capital, and the demand for entertainment by the middle class emerged.1 This audience was
simultaneously co-opted into the discourses of national (Hindu) culture.
Within this scheme of things, the significantly diverse cultural narratives from within
North-East India could at best be stereotyped in the national mainstream that television re-
presented “…as Other – ‘backward’, ‘violent’, ‘underdeveloped’, ‘tribal’ in the worst sense.
But, in the curious symbolic polarization that constructs Others, [the] region has also been
seen as a kind of folkloric ideal – ‘tribal’ in the best sense, close to nature, isolated from
the enervations of modernity, embodying the communal and uncommodified, carrying in
local artistic traditions a non-reflective but powerful creativity that expresses some essen-
tial, primitive, timeless humanity”.2
Ohm (1999: 75) has analyzed the manner in which Doordarshan was historically dealt

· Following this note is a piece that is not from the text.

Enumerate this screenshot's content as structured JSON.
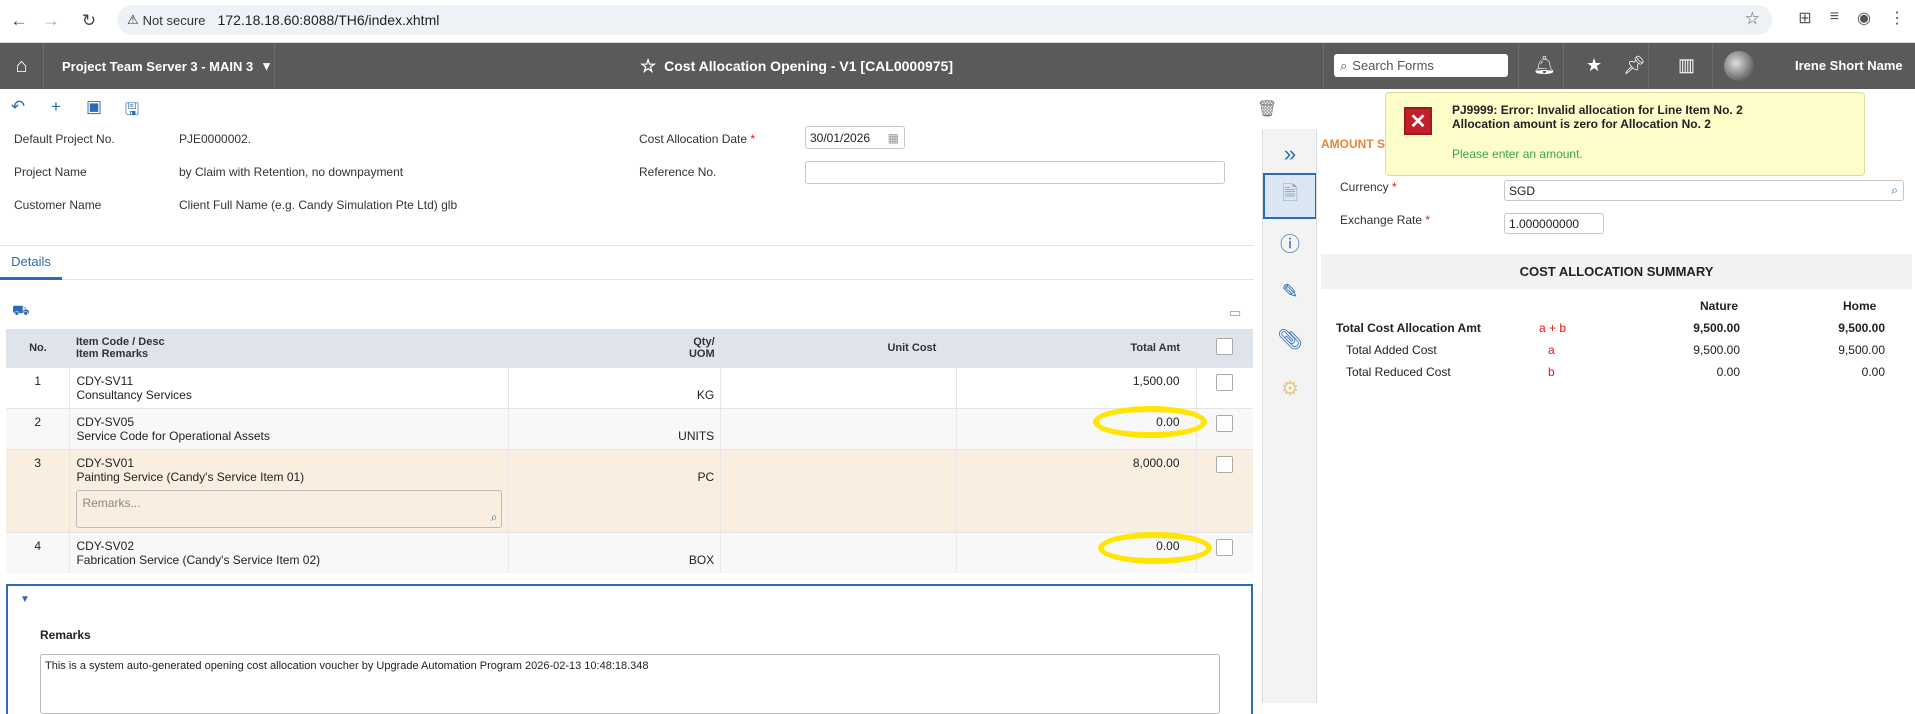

with images that it projected to the nation. The task of television, she argues, was believed
to be one of disciplining the image in keeping with its self-appointed role as an educator of
taste whose main objectives were educational and developmental. In trying to project

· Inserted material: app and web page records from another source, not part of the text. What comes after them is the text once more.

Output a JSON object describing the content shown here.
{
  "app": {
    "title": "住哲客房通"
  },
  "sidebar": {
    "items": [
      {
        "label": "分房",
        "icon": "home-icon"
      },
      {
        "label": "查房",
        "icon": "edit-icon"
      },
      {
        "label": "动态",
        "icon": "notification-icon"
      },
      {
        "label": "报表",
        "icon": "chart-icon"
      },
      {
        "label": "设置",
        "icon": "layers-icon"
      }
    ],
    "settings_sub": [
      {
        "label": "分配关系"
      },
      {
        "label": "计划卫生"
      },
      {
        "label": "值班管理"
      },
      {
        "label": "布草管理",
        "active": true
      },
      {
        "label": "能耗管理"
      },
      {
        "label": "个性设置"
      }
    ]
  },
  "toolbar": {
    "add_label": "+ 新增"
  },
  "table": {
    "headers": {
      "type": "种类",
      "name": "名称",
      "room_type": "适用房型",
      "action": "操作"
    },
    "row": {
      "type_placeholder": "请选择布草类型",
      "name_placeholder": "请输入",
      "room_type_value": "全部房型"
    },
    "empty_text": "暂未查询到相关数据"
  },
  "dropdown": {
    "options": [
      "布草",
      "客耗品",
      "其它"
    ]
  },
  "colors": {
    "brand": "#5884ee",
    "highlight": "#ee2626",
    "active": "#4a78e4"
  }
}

Crisis/Media - Case Studies / 129

images of Indian ‘reality’, Doordarshan eschewed the ‘vulgar exuberance’ of Hindi films but

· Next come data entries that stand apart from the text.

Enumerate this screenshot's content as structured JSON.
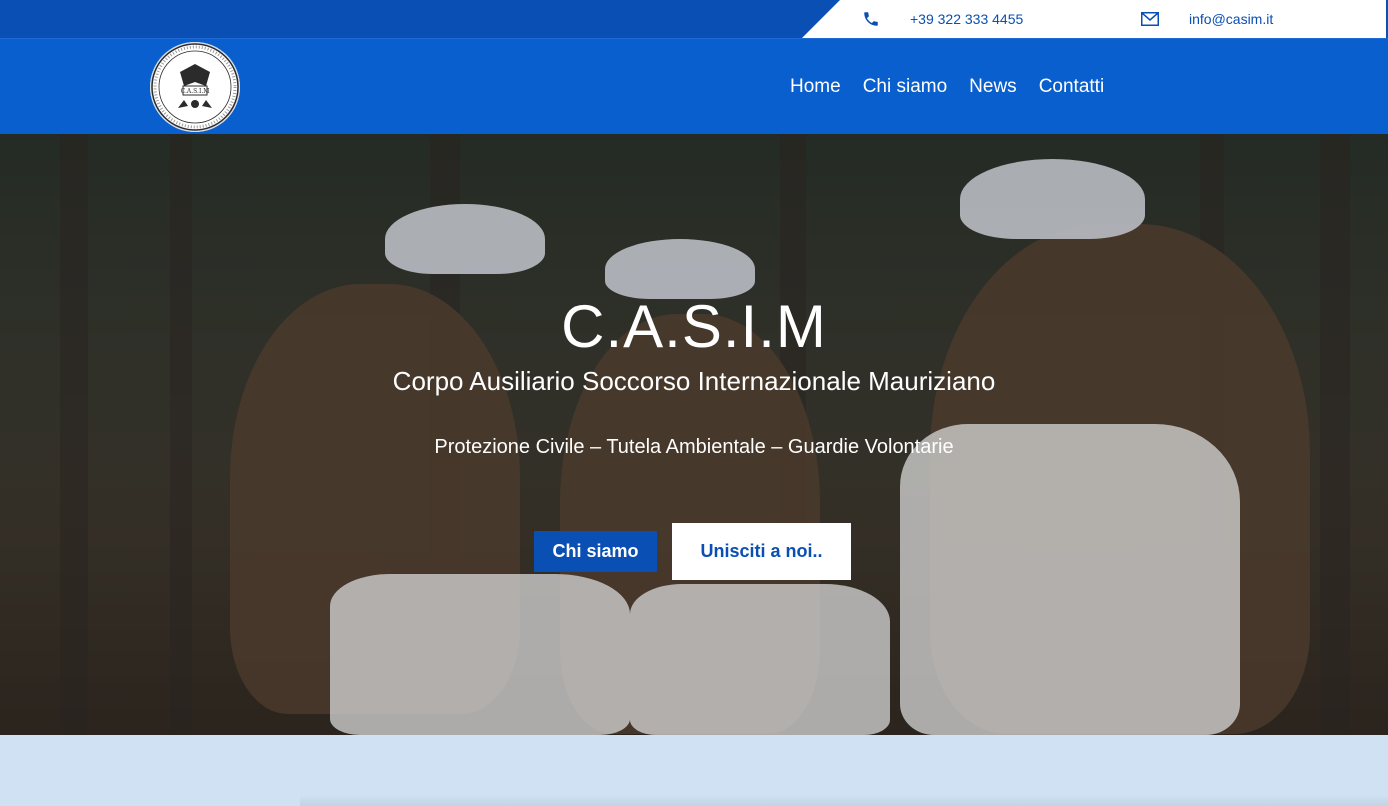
{
  "topbar": {
    "phone": "+39 322 333 4455",
    "email": "info@casim.it",
    "icons": {
      "phone": "phone-icon",
      "email": "envelope-icon"
    }
  },
  "header": {
    "logo_text": "C.A.S.I.M",
    "nav": [
      {
        "label": "Home"
      },
      {
        "label": "Chi siamo"
      },
      {
        "label": "News"
      },
      {
        "label": "Contatti"
      }
    ]
  },
  "hero": {
    "title": "C.A.S.I.M",
    "subtitle": "Corpo Ausiliario Soccorso Internazionale Mauriziano",
    "tagline": "Protezione Civile – Tutela Ambientale – Guardie Volontarie",
    "primary_button": "Chi siamo",
    "secondary_button": "Unisciti a noi.."
  },
  "colors": {
    "primary": "#0a4fb3",
    "header": "#0a5fcf",
    "lower_band": "#cfe1f2"
  }
}
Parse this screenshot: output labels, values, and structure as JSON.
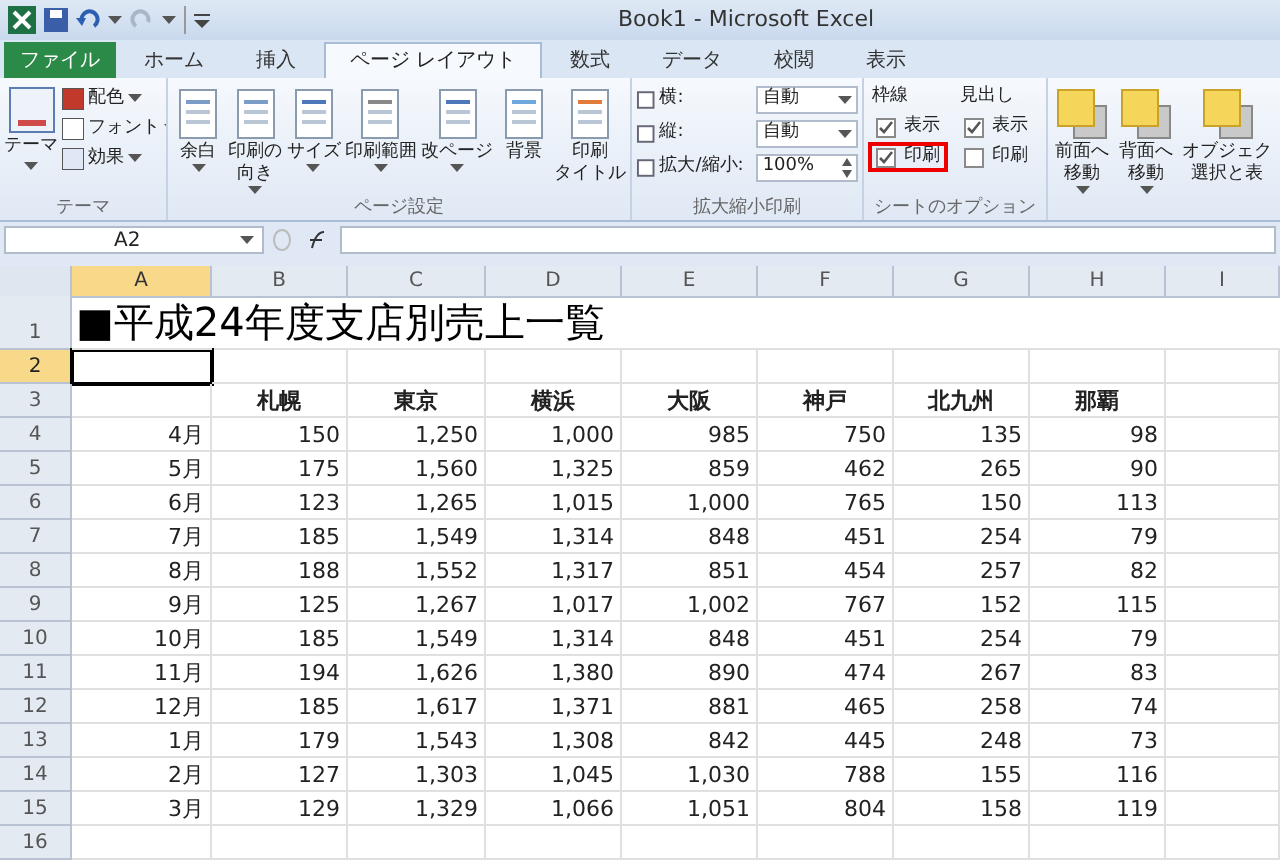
{
  "window": {
    "title": "Book1 - Microsoft Excel"
  },
  "tabs": [
    {
      "label": "ファイル",
      "selected": false,
      "kind": "file"
    },
    {
      "label": "ホーム",
      "selected": false,
      "kind": "tab"
    },
    {
      "label": "挿入",
      "selected": false,
      "kind": "tab"
    },
    {
      "label": "ページ レイアウト",
      "selected": true,
      "kind": "tab"
    },
    {
      "label": "数式",
      "selected": false,
      "kind": "tab"
    },
    {
      "label": "データ",
      "selected": false,
      "kind": "tab"
    },
    {
      "label": "校閲",
      "selected": false,
      "kind": "tab"
    },
    {
      "label": "表示",
      "selected": false,
      "kind": "tab"
    }
  ],
  "ribbon": {
    "theme_group": {
      "title": "テーマ",
      "big": "テーマ",
      "items": [
        "配色",
        "フォント",
        "効果"
      ]
    },
    "page_setup": {
      "title": "ページ設定",
      "buttons": [
        {
          "lines": [
            "余白"
          ],
          "dropdown": true
        },
        {
          "lines": [
            "印刷の",
            "向き"
          ],
          "dropdown": true
        },
        {
          "lines": [
            "サイズ"
          ],
          "dropdown": true
        },
        {
          "lines": [
            "印刷範囲"
          ],
          "dropdown": true
        },
        {
          "lines": [
            "改ページ"
          ],
          "dropdown": true
        },
        {
          "lines": [
            "背景"
          ],
          "dropdown": false
        },
        {
          "lines": [
            "印刷",
            "タイトル"
          ],
          "dropdown": false
        }
      ]
    },
    "scale": {
      "title": "拡大縮小印刷",
      "rows": [
        {
          "label": "横:",
          "value": "自動",
          "kind": "select"
        },
        {
          "label": "縦:",
          "value": "自動",
          "kind": "select"
        },
        {
          "label": "拡大/縮小:",
          "value": "100%",
          "kind": "spin"
        }
      ]
    },
    "sheet_options": {
      "title": "シートのオプション",
      "columns": [
        {
          "title": "枠線",
          "items": [
            {
              "label": "表示",
              "checked": true,
              "highlighted": false
            },
            {
              "label": "印刷",
              "checked": true,
              "highlighted": true
            }
          ]
        },
        {
          "title": "見出し",
          "items": [
            {
              "label": "表示",
              "checked": true,
              "highlighted": false
            },
            {
              "label": "印刷",
              "checked": false,
              "highlighted": false
            }
          ]
        }
      ]
    },
    "arrange": {
      "buttons": [
        {
          "lines": [
            "前面へ",
            "移動"
          ],
          "dropdown": true
        },
        {
          "lines": [
            "背面へ",
            "移動"
          ],
          "dropdown": true
        },
        {
          "lines": [
            "オブジェク",
            "選択と表"
          ],
          "dropdown": false
        }
      ]
    }
  },
  "formula_bar": {
    "name_box": "A2"
  },
  "sheet": {
    "columns": [
      {
        "label": "A",
        "selected": true
      },
      {
        "label": "B",
        "selected": false
      },
      {
        "label": "C",
        "selected": false
      },
      {
        "label": "D",
        "selected": false
      },
      {
        "label": "E",
        "selected": false
      },
      {
        "label": "F",
        "selected": false
      },
      {
        "label": "G",
        "selected": false
      },
      {
        "label": "H",
        "selected": false
      },
      {
        "label": "I",
        "selected": false
      }
    ],
    "rows": [
      {
        "number": "1",
        "kind": "title",
        "selected": false,
        "cells": [
          "■平成24年度支店別売上一覧"
        ]
      },
      {
        "number": "2",
        "kind": "empty",
        "selected": true
      },
      {
        "number": "3",
        "kind": "header",
        "selected": false,
        "cells": [
          "",
          "札幌",
          "東京",
          "横浜",
          "大阪",
          "神戸",
          "北九州",
          "那覇"
        ]
      },
      {
        "number": "4",
        "kind": "data",
        "selected": false,
        "cells": [
          "4月",
          "150",
          "1,250",
          "1,000",
          "985",
          "750",
          "135",
          "98"
        ]
      },
      {
        "number": "5",
        "kind": "data",
        "selected": false,
        "cells": [
          "5月",
          "175",
          "1,560",
          "1,325",
          "859",
          "462",
          "265",
          "90"
        ]
      },
      {
        "number": "6",
        "kind": "data",
        "selected": false,
        "cells": [
          "6月",
          "123",
          "1,265",
          "1,015",
          "1,000",
          "765",
          "150",
          "113"
        ]
      },
      {
        "number": "7",
        "kind": "data",
        "selected": false,
        "cells": [
          "7月",
          "185",
          "1,549",
          "1,314",
          "848",
          "451",
          "254",
          "79"
        ]
      },
      {
        "number": "8",
        "kind": "data",
        "selected": false,
        "cells": [
          "8月",
          "188",
          "1,552",
          "1,317",
          "851",
          "454",
          "257",
          "82"
        ]
      },
      {
        "number": "9",
        "kind": "data",
        "selected": false,
        "cells": [
          "9月",
          "125",
          "1,267",
          "1,017",
          "1,002",
          "767",
          "152",
          "115"
        ]
      },
      {
        "number": "10",
        "kind": "data",
        "selected": false,
        "cells": [
          "10月",
          "185",
          "1,549",
          "1,314",
          "848",
          "451",
          "254",
          "79"
        ]
      },
      {
        "number": "11",
        "kind": "data",
        "selected": false,
        "cells": [
          "11月",
          "194",
          "1,626",
          "1,380",
          "890",
          "474",
          "267",
          "83"
        ]
      },
      {
        "number": "12",
        "kind": "data",
        "selected": false,
        "cells": [
          "12月",
          "185",
          "1,617",
          "1,371",
          "881",
          "465",
          "258",
          "74"
        ]
      },
      {
        "number": "13",
        "kind": "data",
        "selected": false,
        "cells": [
          "1月",
          "179",
          "1,543",
          "1,308",
          "842",
          "445",
          "248",
          "73"
        ]
      },
      {
        "number": "14",
        "kind": "data",
        "selected": false,
        "cells": [
          "2月",
          "127",
          "1,303",
          "1,045",
          "1,030",
          "788",
          "155",
          "116"
        ]
      },
      {
        "number": "15",
        "kind": "data",
        "selected": false,
        "cells": [
          "3月",
          "129",
          "1,329",
          "1,066",
          "1,051",
          "804",
          "158",
          "119"
        ]
      },
      {
        "number": "16",
        "kind": "empty",
        "selected": false
      }
    ]
  }
}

came close to embracing a non-image (ibid: 76).
As far as the North-East states are concerned, these non-images continue to dominate
its representation on national television.
It is the local entrepreneurial effort at narrowcasting in cities like Shillong, Aizawl, and
Imphal that is able to provide a glimpse of the flux generated in the region by the forces of
modernity. These weekly, and in some cases daily, news and features produced in local
languages and transmitted through the neighbourhood cable networks document the every-
day at a level and in an idiom that is not available to the regional, national or private broad-
casters. While they might devote a great deal of attention to the workings of local govern-
ment institutions and those of ‘insurgents’, they at least afford the possibility of document-
ing other local narratives that animate the cities, towns and villages of North-East India.
One worries about the future of these innovative but financially precarious endeavours
in a media environment where the ‘big players’ are constantly looking to capture new
‘markets’. One worries that the innovative spaces carved out by cultural practitioners –
most prominently the music concerts – could soon become Channel [V] style frenetic events
sponsored by Pepsi and Coca Cola.
Any meaningful representation of the region will have to approach it from a perspec-
tive other than the one of insurgency and backwardness that informs current coverage.
Unless spaces for the expression of contemporary cultural interests and political aspira-
tions are created, the North-East, in spite of all its ‘crises’ that attract television coverage,
might in a real sense remain out of the box.

NOTES
1. See Manjunath Pendakur, “A Political Economy of Television: State, Class and Corporate Confluence in
India”, in G.Sussman and J. A Lent eds., Transnational Communications: Wiring the Third World (Sage,
1991, London) pp. 234-62.
2. Taylor, Betsy. “Public Folklore, Nation-Building and Regional Others: Comparing Appalachain USA and
North-East India”, Indian Folklore Research Journal, Vol 1, No. 2 (2002) pp. 1-27.